From what I've seen, (Canadian Army), general issue is still the angle head 2 D cell light. Some units I've been to have LPO (local purchase order) either AA Maglights or a cheap Maglight clone. Keep in mind that I'm not special forces or anything like that, I'm a Weapons Technician, so my scope is rather limited.
What's wrong with just fighting in the day? Perhaps if armies got a decent nights sleep they'd be less inclined to fight each other.
Arguments can be easier to resolve if you sleep on it and come back refreshed...
Size15s you silly goose!!! They need flashlights to go out and pickup the casualties and all the body parts strewn about the battlefield so they have a nice clean place to fight the next day!!!!! They also need the flashlights to clean weapons and pick the intestines out of the tank treads!!! If you dont get that crap out right away they get all rusty

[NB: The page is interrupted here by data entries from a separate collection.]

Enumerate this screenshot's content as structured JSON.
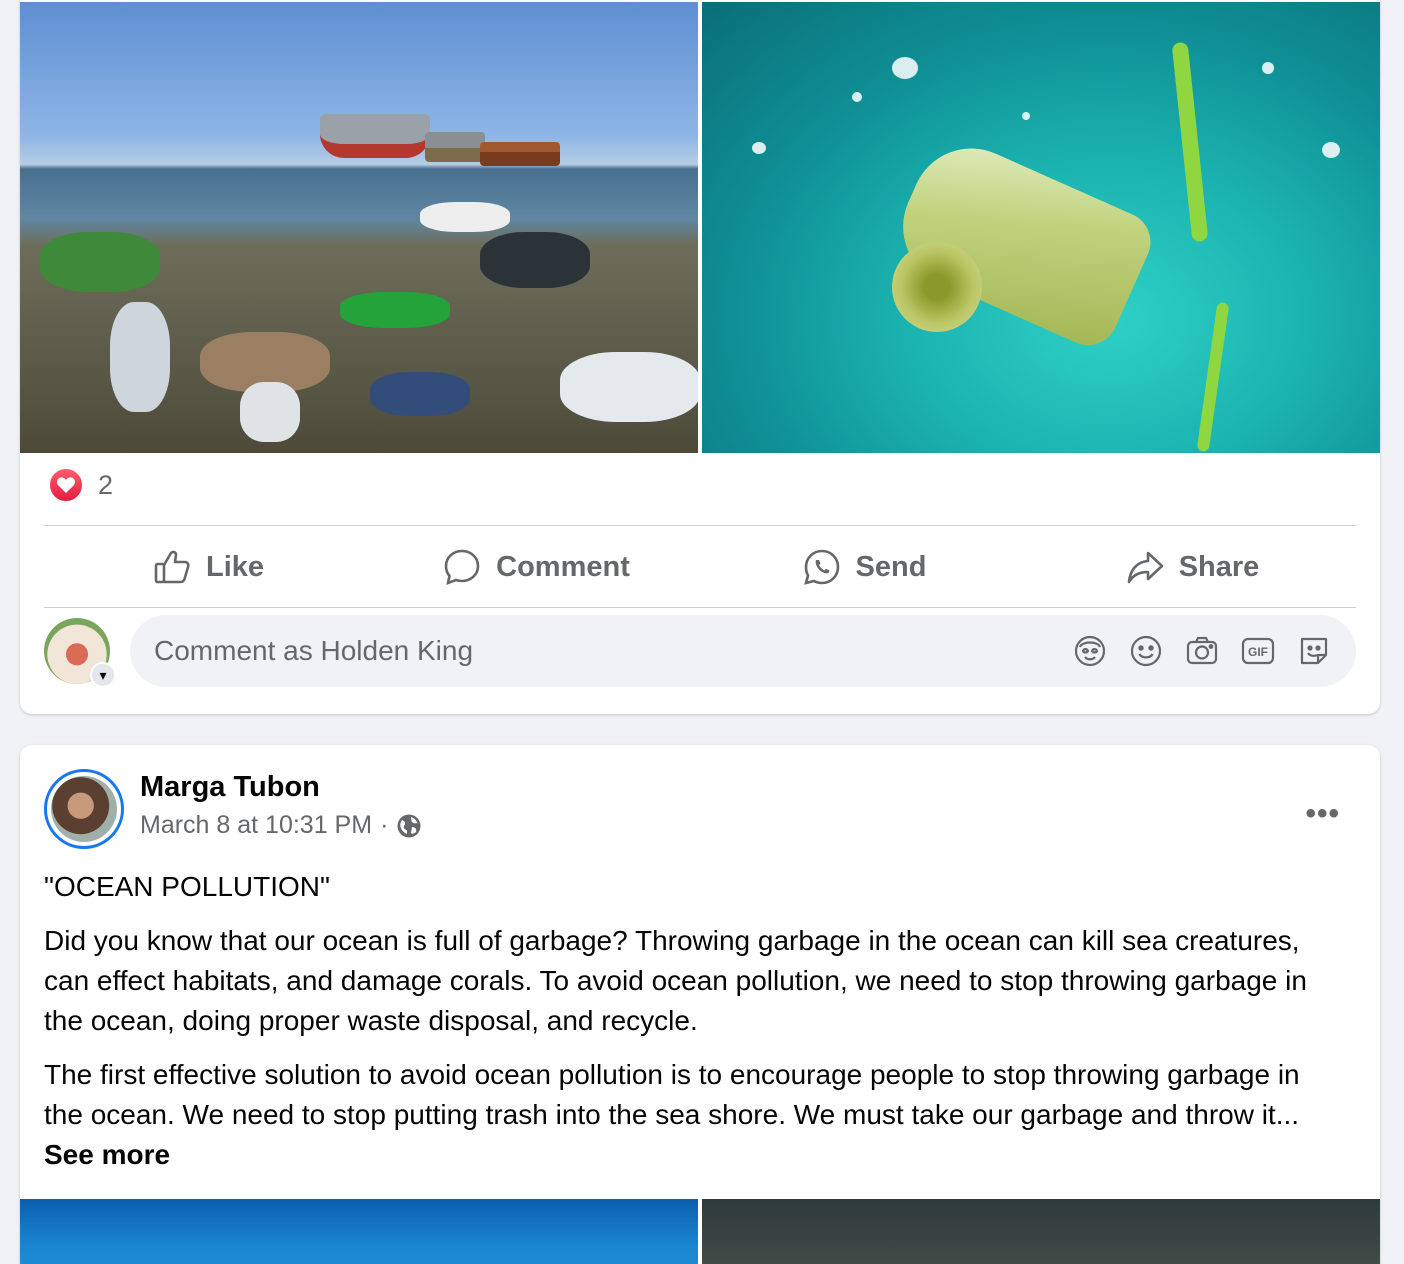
{
  "post1": {
    "reaction_count": "2",
    "actions": {
      "like": "Like",
      "comment": "Comment",
      "send": "Send",
      "share": "Share"
    },
    "comment_placeholder": "Comment as Holden King",
    "comment_tools": [
      "avatar-sticker-icon",
      "emoji-icon",
      "camera-icon",
      "gif-icon",
      "sticker-icon"
    ]
  },
  "post2": {
    "author": "Marga Tubon",
    "timestamp": "March 8 at 10:31 PM",
    "separator": "·",
    "title_line": "\"OCEAN POLLUTION\"",
    "paragraph1": "Did you know that our ocean is full of garbage? Throwing garbage in the ocean can kill sea creatures, can effect habitats, and damage corals. To avoid ocean pollution, we need to stop throwing garbage in the ocean, doing proper waste disposal, and recycle.",
    "paragraph2": "The first effective solution to avoid ocean pollution is to encourage people to stop throwing garbage in the ocean. We need to stop putting trash into the sea shore. We must take our garbage and throw it...",
    "see_more": "See more",
    "more_menu": "•••"
  },
  "colors": {
    "reaction_heart": "#e41e3f",
    "action_text": "#65676b",
    "story_ring": "#1877f2",
    "page_bg": "#f0f2f5"
  }
}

Not sure if I like the slant this thread is taking in the last 2 'contributions'... anyway, if you want to really upset soldiers in a dark 'situation', turning on any type of a flashlight is a pretty good way to do it.

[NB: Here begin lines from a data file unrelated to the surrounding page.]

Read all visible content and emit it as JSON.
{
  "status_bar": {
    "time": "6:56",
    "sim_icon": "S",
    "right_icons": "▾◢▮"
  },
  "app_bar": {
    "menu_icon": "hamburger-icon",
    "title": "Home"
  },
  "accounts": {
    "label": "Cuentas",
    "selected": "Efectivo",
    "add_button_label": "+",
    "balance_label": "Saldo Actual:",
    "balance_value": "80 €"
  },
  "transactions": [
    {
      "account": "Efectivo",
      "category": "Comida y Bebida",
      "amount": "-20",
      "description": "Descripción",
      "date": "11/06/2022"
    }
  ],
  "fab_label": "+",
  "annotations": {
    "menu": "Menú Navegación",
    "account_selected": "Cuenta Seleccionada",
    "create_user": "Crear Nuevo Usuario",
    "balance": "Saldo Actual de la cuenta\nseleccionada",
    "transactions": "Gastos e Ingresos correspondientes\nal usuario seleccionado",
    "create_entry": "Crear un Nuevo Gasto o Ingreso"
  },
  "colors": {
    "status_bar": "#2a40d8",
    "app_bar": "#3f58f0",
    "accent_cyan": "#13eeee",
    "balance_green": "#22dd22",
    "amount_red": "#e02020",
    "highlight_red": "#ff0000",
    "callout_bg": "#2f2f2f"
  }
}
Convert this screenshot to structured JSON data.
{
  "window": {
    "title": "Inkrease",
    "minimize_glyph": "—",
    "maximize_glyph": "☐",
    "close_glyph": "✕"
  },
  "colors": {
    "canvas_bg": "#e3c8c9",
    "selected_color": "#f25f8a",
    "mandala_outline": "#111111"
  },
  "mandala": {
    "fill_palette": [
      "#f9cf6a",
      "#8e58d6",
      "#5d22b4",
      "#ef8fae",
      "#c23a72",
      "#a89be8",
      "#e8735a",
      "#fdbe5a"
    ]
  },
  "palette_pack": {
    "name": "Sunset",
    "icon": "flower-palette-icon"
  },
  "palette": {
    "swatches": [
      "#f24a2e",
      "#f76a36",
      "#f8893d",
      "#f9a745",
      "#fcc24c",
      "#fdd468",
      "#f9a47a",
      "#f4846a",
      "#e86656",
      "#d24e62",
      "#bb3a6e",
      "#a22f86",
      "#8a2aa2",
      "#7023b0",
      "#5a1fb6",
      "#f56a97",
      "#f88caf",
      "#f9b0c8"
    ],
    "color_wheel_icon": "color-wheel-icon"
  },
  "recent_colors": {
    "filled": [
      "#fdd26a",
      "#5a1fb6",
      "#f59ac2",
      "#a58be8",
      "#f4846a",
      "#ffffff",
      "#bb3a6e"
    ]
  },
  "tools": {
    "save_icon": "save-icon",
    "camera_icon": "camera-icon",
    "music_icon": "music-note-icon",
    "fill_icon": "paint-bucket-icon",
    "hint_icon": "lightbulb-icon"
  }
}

I served in the U.S. Navy. There was no standard issue flashlight...you could use whatever brand of light you wanted, because you bought your own. The bridge crews used (and continue to use) red filters on their flashlights to preserve night vision, which is essential at sea. These bridge lights however are typically low powered, because they don't need to illuminate much of anything more than ten feet distant.

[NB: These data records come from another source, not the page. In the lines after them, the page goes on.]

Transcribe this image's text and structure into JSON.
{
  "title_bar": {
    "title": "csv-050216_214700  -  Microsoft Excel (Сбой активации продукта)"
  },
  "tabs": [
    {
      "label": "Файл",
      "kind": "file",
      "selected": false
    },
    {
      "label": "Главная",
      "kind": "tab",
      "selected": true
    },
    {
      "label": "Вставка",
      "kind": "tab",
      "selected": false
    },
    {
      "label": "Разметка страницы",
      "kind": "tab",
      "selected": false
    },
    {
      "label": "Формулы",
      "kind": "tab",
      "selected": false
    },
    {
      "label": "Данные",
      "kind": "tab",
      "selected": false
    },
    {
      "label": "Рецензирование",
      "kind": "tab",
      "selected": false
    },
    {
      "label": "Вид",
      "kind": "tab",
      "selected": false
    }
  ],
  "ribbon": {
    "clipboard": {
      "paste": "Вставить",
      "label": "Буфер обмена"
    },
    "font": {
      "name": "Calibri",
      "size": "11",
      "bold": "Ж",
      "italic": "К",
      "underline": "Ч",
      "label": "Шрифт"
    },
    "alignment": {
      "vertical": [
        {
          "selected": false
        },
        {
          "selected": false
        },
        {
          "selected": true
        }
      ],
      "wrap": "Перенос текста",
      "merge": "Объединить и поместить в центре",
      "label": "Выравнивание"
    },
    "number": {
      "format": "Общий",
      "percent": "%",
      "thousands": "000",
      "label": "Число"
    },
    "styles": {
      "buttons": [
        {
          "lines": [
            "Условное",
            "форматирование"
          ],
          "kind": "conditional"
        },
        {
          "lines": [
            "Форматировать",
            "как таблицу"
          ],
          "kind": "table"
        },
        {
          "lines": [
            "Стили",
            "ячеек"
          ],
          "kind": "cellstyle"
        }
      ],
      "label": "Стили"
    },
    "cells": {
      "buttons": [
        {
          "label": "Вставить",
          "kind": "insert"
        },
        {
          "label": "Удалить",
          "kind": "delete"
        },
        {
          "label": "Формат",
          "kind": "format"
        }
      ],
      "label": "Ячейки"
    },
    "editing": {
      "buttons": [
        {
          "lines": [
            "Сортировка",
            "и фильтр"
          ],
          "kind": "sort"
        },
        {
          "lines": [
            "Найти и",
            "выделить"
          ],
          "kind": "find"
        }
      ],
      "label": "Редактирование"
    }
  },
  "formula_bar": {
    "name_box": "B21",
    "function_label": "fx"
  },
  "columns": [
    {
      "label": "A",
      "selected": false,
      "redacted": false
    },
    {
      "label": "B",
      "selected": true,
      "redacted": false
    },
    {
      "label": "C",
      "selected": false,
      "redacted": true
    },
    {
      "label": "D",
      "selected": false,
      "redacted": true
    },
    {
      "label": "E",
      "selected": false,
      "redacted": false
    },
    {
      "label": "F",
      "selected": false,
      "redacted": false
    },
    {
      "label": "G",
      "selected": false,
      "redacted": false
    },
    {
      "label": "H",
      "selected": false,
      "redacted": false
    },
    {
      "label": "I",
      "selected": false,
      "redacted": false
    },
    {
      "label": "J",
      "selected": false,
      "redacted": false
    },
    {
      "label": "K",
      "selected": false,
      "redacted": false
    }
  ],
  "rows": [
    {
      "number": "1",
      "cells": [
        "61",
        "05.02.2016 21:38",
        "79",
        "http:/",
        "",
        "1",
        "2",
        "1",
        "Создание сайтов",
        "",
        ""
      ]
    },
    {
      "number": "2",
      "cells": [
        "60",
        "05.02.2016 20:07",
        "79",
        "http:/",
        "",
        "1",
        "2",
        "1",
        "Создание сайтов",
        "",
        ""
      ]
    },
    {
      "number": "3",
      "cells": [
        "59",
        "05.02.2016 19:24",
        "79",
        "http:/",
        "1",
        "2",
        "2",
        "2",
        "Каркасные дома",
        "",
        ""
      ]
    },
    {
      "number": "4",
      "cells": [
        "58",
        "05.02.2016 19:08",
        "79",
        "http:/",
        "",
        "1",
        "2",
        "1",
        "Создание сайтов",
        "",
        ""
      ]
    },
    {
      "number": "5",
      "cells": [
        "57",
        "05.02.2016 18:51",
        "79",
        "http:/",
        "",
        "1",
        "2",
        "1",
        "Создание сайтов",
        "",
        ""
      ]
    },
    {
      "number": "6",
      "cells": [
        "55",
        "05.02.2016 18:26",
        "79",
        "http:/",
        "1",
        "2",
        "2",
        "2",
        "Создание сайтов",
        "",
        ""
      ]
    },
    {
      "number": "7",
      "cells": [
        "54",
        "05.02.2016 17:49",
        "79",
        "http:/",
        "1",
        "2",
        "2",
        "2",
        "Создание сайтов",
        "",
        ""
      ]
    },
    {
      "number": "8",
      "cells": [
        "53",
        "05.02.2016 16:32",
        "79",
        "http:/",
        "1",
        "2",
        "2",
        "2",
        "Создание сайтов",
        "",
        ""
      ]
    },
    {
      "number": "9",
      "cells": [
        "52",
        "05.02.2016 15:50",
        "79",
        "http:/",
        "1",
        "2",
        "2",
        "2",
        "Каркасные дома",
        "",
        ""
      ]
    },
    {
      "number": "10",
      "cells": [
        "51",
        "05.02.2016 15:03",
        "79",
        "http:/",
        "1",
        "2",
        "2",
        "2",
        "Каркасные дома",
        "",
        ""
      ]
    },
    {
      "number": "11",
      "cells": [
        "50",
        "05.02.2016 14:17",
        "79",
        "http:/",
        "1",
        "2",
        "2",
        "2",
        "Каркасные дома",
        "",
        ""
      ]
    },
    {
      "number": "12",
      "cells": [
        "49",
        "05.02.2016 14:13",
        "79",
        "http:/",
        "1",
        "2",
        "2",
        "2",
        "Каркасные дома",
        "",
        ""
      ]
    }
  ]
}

At night while at sea we rigorously enforced the "no lights on deck" rule, including prohibiting matches and lighters to fire up a smoke (on the antiquated theory that any flash of illumination, however dim, might give your position away to the enemy...or so the WWII era thinking went).
Inside the ship, there was no shortage of illumination, and nobody gave it much thought, unless they worked in one of the main engineering spaces. (Lots of good reasons to have a reliable flashlight down there.)